### What to produce
Every line below should be repeated exactly as written.

-- Data for this exercise follows --

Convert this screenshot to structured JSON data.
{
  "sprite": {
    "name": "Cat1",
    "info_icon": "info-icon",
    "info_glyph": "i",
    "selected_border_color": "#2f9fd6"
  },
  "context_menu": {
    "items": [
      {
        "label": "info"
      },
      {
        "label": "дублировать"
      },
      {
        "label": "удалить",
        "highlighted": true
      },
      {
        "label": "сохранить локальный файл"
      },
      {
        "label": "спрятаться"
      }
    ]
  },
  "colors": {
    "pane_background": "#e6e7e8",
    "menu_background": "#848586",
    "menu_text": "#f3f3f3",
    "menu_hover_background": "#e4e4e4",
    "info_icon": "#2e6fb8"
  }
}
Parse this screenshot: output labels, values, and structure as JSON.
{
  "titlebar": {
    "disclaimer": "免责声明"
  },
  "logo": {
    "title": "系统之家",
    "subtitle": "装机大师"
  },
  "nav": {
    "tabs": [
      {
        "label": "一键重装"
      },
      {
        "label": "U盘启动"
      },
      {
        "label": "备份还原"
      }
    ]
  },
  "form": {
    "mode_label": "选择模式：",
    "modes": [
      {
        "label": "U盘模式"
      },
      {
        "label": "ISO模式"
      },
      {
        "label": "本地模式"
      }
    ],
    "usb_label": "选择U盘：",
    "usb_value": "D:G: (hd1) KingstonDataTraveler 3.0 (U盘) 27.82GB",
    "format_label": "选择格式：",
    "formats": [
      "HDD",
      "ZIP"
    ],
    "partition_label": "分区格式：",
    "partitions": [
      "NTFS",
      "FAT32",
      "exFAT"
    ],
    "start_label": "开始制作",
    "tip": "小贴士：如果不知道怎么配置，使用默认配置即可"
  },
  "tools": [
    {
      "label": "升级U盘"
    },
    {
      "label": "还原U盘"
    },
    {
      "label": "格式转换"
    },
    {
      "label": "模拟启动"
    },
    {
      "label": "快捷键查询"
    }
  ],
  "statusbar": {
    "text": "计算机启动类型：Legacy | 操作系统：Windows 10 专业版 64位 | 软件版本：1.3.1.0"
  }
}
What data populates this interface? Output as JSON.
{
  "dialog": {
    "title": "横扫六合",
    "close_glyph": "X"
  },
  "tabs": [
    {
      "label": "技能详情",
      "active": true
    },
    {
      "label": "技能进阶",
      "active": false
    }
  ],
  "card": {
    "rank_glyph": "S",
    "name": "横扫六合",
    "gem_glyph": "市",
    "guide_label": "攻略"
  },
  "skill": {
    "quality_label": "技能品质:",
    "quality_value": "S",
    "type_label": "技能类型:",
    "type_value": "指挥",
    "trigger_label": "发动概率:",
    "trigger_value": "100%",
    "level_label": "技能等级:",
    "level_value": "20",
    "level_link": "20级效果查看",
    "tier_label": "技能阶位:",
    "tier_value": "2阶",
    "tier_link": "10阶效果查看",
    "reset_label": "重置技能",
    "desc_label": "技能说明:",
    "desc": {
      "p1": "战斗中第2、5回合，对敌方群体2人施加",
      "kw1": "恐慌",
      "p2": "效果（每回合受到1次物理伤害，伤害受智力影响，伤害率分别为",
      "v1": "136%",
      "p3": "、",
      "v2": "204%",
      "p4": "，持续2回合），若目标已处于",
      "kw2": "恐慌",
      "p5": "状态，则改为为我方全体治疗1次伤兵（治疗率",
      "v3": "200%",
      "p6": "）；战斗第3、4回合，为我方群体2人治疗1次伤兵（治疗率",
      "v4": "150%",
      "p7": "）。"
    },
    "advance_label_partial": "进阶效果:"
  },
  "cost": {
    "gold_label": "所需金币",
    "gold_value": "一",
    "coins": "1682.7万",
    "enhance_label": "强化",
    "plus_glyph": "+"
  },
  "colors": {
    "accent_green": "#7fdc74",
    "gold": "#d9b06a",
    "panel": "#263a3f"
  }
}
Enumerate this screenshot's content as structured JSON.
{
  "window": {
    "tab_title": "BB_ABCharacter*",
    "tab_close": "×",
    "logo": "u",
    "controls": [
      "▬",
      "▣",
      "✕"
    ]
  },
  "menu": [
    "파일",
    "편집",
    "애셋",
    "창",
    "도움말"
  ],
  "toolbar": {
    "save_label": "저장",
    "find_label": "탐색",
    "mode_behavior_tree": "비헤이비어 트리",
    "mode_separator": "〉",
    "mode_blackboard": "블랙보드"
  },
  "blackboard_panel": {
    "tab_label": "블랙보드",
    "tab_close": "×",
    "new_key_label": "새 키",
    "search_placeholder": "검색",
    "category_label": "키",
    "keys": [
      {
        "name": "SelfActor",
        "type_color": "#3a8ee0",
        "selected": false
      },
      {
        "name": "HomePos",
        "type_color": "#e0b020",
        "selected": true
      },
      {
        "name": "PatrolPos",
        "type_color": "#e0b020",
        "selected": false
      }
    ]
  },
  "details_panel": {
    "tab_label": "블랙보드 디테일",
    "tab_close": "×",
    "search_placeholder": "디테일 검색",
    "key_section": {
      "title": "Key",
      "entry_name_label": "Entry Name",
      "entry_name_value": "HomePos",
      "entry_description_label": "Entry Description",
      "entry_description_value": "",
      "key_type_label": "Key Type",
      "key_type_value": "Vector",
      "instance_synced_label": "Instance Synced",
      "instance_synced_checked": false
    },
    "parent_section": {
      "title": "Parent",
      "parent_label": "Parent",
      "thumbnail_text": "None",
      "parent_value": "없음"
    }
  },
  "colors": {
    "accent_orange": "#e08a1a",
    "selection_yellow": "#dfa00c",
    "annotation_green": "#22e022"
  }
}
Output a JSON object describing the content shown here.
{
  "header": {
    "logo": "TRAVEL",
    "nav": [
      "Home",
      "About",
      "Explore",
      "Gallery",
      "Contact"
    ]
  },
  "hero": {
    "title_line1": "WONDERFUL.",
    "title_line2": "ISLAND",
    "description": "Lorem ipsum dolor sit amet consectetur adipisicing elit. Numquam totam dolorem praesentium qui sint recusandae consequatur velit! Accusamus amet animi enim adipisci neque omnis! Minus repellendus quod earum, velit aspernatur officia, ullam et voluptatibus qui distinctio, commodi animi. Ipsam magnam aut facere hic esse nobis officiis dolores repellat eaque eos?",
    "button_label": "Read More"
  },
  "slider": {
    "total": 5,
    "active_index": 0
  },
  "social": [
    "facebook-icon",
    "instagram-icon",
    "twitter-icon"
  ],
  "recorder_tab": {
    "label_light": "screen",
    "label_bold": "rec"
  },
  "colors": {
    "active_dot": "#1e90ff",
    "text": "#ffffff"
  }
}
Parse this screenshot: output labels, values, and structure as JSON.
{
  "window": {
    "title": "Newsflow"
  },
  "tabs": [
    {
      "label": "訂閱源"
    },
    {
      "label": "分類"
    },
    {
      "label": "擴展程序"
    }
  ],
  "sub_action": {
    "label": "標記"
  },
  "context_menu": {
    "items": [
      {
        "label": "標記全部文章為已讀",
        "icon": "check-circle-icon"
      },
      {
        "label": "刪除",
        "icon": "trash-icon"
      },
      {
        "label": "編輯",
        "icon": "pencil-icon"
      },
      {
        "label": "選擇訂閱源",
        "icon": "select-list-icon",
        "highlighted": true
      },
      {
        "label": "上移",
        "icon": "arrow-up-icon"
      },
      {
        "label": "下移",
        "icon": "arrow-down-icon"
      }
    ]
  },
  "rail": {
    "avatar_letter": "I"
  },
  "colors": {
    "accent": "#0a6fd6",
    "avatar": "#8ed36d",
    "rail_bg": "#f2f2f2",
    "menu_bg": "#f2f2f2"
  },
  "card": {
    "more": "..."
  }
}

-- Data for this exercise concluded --

### Exercise solution
Convert this screenshot to structured JSON data.
{
  "sprite": {
    "name": "Cat1",
    "info_icon": "info-icon",
    "info_glyph": "i",
    "selected_border_color": "#2f9fd6"
  },
  "context_menu": {
    "items": [
      {
        "label": "info"
      },
      {
        "label": "дублировать"
      },
      {
        "label": "удалить",
        "highlighted": true
      },
      {
        "label": "сохранить локальный файл"
      },
      {
        "label": "спрятаться"
      }
    ]
  },
  "colors": {
    "pane_background": "#e6e7e8",
    "menu_background": "#848586",
    "menu_text": "#f3f3f3",
    "menu_hover_background": "#e4e4e4",
    "info_icon": "#2e6fb8"
  }
}
Parse this screenshot: output labels, values, and structure as JSON.
{
  "titlebar": {
    "disclaimer": "免责声明"
  },
  "logo": {
    "title": "系统之家",
    "subtitle": "装机大师"
  },
  "nav": {
    "tabs": [
      {
        "label": "一键重装"
      },
      {
        "label": "U盘启动"
      },
      {
        "label": "备份还原"
      }
    ]
  },
  "form": {
    "mode_label": "选择模式：",
    "modes": [
      {
        "label": "U盘模式"
      },
      {
        "label": "ISO模式"
      },
      {
        "label": "本地模式"
      }
    ],
    "usb_label": "选择U盘：",
    "usb_value": "D:G: (hd1) KingstonDataTraveler 3.0 (U盘) 27.82GB",
    "format_label": "选择格式：",
    "formats": [
      "HDD",
      "ZIP"
    ],
    "partition_label": "分区格式：",
    "partitions": [
      "NTFS",
      "FAT32",
      "exFAT"
    ],
    "start_label": "开始制作",
    "tip": "小贴士：如果不知道怎么配置，使用默认配置即可"
  },
  "tools": [
    {
      "label": "升级U盘"
    },
    {
      "label": "还原U盘"
    },
    {
      "label": "格式转换"
    },
    {
      "label": "模拟启动"
    },
    {
      "label": "快捷键查询"
    }
  ],
  "statusbar": {
    "text": "计算机启动类型：Legacy | 操作系统：Windows 10 专业版 64位 | 软件版本：1.3.1.0"
  }
}
What data populates this interface? Output as JSON.
{
  "dialog": {
    "title": "横扫六合",
    "close_glyph": "X"
  },
  "tabs": [
    {
      "label": "技能详情",
      "active": true
    },
    {
      "label": "技能进阶",
      "active": false
    }
  ],
  "card": {
    "rank_glyph": "S",
    "name": "横扫六合",
    "gem_glyph": "市",
    "guide_label": "攻略"
  },
  "skill": {
    "quality_label": "技能品质:",
    "quality_value": "S",
    "type_label": "技能类型:",
    "type_value": "指挥",
    "trigger_label": "发动概率:",
    "trigger_value": "100%",
    "level_label": "技能等级:",
    "level_value": "20",
    "level_link": "20级效果查看",
    "tier_label": "技能阶位:",
    "tier_value": "2阶",
    "tier_link": "10阶效果查看",
    "reset_label": "重置技能",
    "desc_label": "技能说明:",
    "desc": {
      "p1": "战斗中第2、5回合，对敌方群体2人施加",
      "kw1": "恐慌",
      "p2": "效果（每回合受到1次物理伤害，伤害受智力影响，伤害率分别为",
      "v1": "136%",
      "p3": "、",
      "v2": "204%",
      "p4": "，持续2回合），若目标已处于",
      "kw2": "恐慌",
      "p5": "状态，则改为为我方全体治疗1次伤兵（治疗率",
      "v3": "200%",
      "p6": "）；战斗第3、4回合，为我方群体2人治疗1次伤兵（治疗率",
      "v4": "150%",
      "p7": "）。"
    },
    "advance_label_partial": "进阶效果:"
  },
  "cost": {
    "gold_label": "所需金币",
    "gold_value": "一",
    "coins": "1682.7万",
    "enhance_label": "强化",
    "plus_glyph": "+"
  },
  "colors": {
    "accent_green": "#7fdc74",
    "gold": "#d9b06a",
    "panel": "#263a3f"
  }
}
Enumerate this screenshot's content as structured JSON.
{
  "window": {
    "tab_title": "BB_ABCharacter*",
    "tab_close": "×",
    "logo": "u",
    "controls": [
      "▬",
      "▣",
      "✕"
    ]
  },
  "menu": [
    "파일",
    "편집",
    "애셋",
    "창",
    "도움말"
  ],
  "toolbar": {
    "save_label": "저장",
    "find_label": "탐색",
    "mode_behavior_tree": "비헤이비어 트리",
    "mode_separator": "〉",
    "mode_blackboard": "블랙보드"
  },
  "blackboard_panel": {
    "tab_label": "블랙보드",
    "tab_close": "×",
    "new_key_label": "새 키",
    "search_placeholder": "검색",
    "category_label": "키",
    "keys": [
      {
        "name": "SelfActor",
        "type_color": "#3a8ee0",
        "selected": false
      },
      {
        "name": "HomePos",
        "type_color": "#e0b020",
        "selected": true
      },
      {
        "name": "PatrolPos",
        "type_color": "#e0b020",
        "selected": false
      }
    ]
  },
  "details_panel": {
    "tab_label": "블랙보드 디테일",
    "tab_close": "×",
    "search_placeholder": "디테일 검색",
    "key_section": {
      "title": "Key",
      "entry_name_label": "Entry Name",
      "entry_name_value": "HomePos",
      "entry_description_label": "Entry Description",
      "entry_description_value": "",
      "key_type_label": "Key Type",
      "key_type_value": "Vector",
      "instance_synced_label": "Instance Synced",
      "instance_synced_checked": false
    },
    "parent_section": {
      "title": "Parent",
      "parent_label": "Parent",
      "thumbnail_text": "None",
      "parent_value": "없음"
    }
  },
  "colors": {
    "accent_orange": "#e08a1a",
    "selection_yellow": "#dfa00c",
    "annotation_green": "#22e022"
  }
}
Output a JSON object describing the content shown here.
{
  "header": {
    "logo": "TRAVEL",
    "nav": [
      "Home",
      "About",
      "Explore",
      "Gallery",
      "Contact"
    ]
  },
  "hero": {
    "title_line1": "WONDERFUL.",
    "title_line2": "ISLAND",
    "description": "Lorem ipsum dolor sit amet consectetur adipisicing elit. Numquam totam dolorem praesentium qui sint recusandae consequatur velit! Accusamus amet animi enim adipisci neque omnis! Minus repellendus quod earum, velit aspernatur officia, ullam et voluptatibus qui distinctio, commodi animi. Ipsam magnam aut facere hic esse nobis officiis dolores repellat eaque eos?",
    "button_label": "Read More"
  },
  "slider": {
    "total": 5,
    "active_index": 0
  },
  "social": [
    "facebook-icon",
    "instagram-icon",
    "twitter-icon"
  ],
  "recorder_tab": {
    "label_light": "screen",
    "label_bold": "rec"
  },
  "colors": {
    "active_dot": "#1e90ff",
    "text": "#ffffff"
  }
}
Parse this screenshot: output labels, values, and structure as JSON.
{
  "window": {
    "title": "Newsflow"
  },
  "tabs": [
    {
      "label": "訂閱源"
    },
    {
      "label": "分類"
    },
    {
      "label": "擴展程序"
    }
  ],
  "sub_action": {
    "label": "標記"
  },
  "context_menu": {
    "items": [
      {
        "label": "標記全部文章為已讀",
        "icon": "check-circle-icon"
      },
      {
        "label": "刪除",
        "icon": "trash-icon"
      },
      {
        "label": "編輯",
        "icon": "pencil-icon"
      },
      {
        "label": "選擇訂閱源",
        "icon": "select-list-icon",
        "highlighted": true
      },
      {
        "label": "上移",
        "icon": "arrow-up-icon"
      },
      {
        "label": "下移",
        "icon": "arrow-down-icon"
      }
    ]
  },
  "rail": {
    "avatar_letter": "I"
  },
  "colors": {
    "accent": "#0a6fd6",
    "avatar": "#8ed36d",
    "rail_bg": "#f2f2f2",
    "menu_bg": "#f2f2f2"
  },
  "card": {
    "more": "..."
  }
}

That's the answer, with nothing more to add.